| Problem description |
Write out the whole listing again so that each line matches the original.

━━━ Supplied records

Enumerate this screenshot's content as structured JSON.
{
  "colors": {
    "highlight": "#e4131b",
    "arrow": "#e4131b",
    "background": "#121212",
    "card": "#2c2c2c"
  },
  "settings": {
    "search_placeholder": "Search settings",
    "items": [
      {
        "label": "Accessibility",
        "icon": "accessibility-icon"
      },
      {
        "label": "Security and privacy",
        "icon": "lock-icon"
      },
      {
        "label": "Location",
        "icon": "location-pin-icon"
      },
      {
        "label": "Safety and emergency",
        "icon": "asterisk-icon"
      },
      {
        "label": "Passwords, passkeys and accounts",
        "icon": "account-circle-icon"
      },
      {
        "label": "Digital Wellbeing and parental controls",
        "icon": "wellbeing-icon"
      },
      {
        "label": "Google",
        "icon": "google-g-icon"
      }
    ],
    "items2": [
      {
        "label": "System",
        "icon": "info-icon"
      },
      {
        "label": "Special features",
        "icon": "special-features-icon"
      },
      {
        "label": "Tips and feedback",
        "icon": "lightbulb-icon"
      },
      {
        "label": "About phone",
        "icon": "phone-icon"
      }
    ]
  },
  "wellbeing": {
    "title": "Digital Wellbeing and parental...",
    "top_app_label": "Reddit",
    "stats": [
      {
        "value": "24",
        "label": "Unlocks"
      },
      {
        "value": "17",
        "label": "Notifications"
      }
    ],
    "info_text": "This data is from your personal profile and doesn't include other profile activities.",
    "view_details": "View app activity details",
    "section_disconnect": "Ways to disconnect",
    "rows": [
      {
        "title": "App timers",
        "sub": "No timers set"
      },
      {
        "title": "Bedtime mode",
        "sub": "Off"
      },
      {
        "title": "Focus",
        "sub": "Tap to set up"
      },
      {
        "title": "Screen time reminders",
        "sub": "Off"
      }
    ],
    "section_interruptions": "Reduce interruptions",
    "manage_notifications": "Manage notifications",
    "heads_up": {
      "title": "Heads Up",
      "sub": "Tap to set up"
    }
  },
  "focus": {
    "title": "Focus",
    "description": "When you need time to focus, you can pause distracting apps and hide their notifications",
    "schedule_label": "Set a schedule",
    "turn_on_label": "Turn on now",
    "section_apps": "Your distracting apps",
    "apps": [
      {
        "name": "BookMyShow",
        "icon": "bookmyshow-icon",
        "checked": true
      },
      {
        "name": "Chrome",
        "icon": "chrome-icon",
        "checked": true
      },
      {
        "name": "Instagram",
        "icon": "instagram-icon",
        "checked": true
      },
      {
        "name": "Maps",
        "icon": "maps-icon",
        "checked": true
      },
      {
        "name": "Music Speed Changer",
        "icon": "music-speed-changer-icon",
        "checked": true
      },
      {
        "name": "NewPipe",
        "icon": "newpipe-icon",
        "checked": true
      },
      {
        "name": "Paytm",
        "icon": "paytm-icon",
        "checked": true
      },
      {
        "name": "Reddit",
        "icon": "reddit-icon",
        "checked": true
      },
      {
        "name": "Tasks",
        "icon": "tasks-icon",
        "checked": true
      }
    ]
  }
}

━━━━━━

| Exercise response |
Enumerate this screenshot's content as structured JSON.
{
  "colors": {
    "highlight": "#e4131b",
    "arrow": "#e4131b",
    "background": "#121212",
    "card": "#2c2c2c"
  },
  "settings": {
    "search_placeholder": "Search settings",
    "items": [
      {
        "label": "Accessibility",
        "icon": "accessibility-icon"
      },
      {
        "label": "Security and privacy",
        "icon": "lock-icon"
      },
      {
        "label": "Location",
        "icon": "location-pin-icon"
      },
      {
        "label": "Safety and emergency",
        "icon": "asterisk-icon"
      },
      {
        "label": "Passwords, passkeys and accounts",
        "icon": "account-circle-icon"
      },
      {
        "label": "Digital Wellbeing and parental controls",
        "icon": "wellbeing-icon"
      },
      {
        "label": "Google",
        "icon": "google-g-icon"
      }
    ],
    "items2": [
      {
        "label": "System",
        "icon": "info-icon"
      },
      {
        "label": "Special features",
        "icon": "special-features-icon"
      },
      {
        "label": "Tips and feedback",
        "icon": "lightbulb-icon"
      },
      {
        "label": "About phone",
        "icon": "phone-icon"
      }
    ]
  },
  "wellbeing": {
    "title": "Digital Wellbeing and parental...",
    "top_app_label": "Reddit",
    "stats": [
      {
        "value": "24",
        "label": "Unlocks"
      },
      {
        "value": "17",
        "label": "Notifications"
      }
    ],
    "info_text": "This data is from your personal profile and doesn't include other profile activities.",
    "view_details": "View app activity details",
    "section_disconnect": "Ways to disconnect",
    "rows": [
      {
        "title": "App timers",
        "sub": "No timers set"
      },
      {
        "title": "Bedtime mode",
        "sub": "Off"
      },
      {
        "title": "Focus",
        "sub": "Tap to set up"
      },
      {
        "title": "Screen time reminders",
        "sub": "Off"
      }
    ],
    "section_interruptions": "Reduce interruptions",
    "manage_notifications": "Manage notifications",
    "heads_up": {
      "title": "Heads Up",
      "sub": "Tap to set up"
    }
  },
  "focus": {
    "title": "Focus",
    "description": "When you need time to focus, you can pause distracting apps and hide their notifications",
    "schedule_label": "Set a schedule",
    "turn_on_label": "Turn on now",
    "section_apps": "Your distracting apps",
    "apps": [
      {
        "name": "BookMyShow",
        "icon": "bookmyshow-icon",
        "checked": true
      },
      {
        "name": "Chrome",
        "icon": "chrome-icon",
        "checked": true
      },
      {
        "name": "Instagram",
        "icon": "instagram-icon",
        "checked": true
      },
      {
        "name": "Maps",
        "icon": "maps-icon",
        "checked": true
      },
      {
        "name": "Music Speed Changer",
        "icon": "music-speed-changer-icon",
        "checked": true
      },
      {
        "name": "NewPipe",
        "icon": "newpipe-icon",
        "checked": true
      },
      {
        "name": "Paytm",
        "icon": "paytm-icon",
        "checked": true
      },
      {
        "name": "Reddit",
        "icon": "reddit-icon",
        "checked": true
      },
      {
        "name": "Tasks",
        "icon": "tasks-icon",
        "checked": true
      }
    ]
  }
}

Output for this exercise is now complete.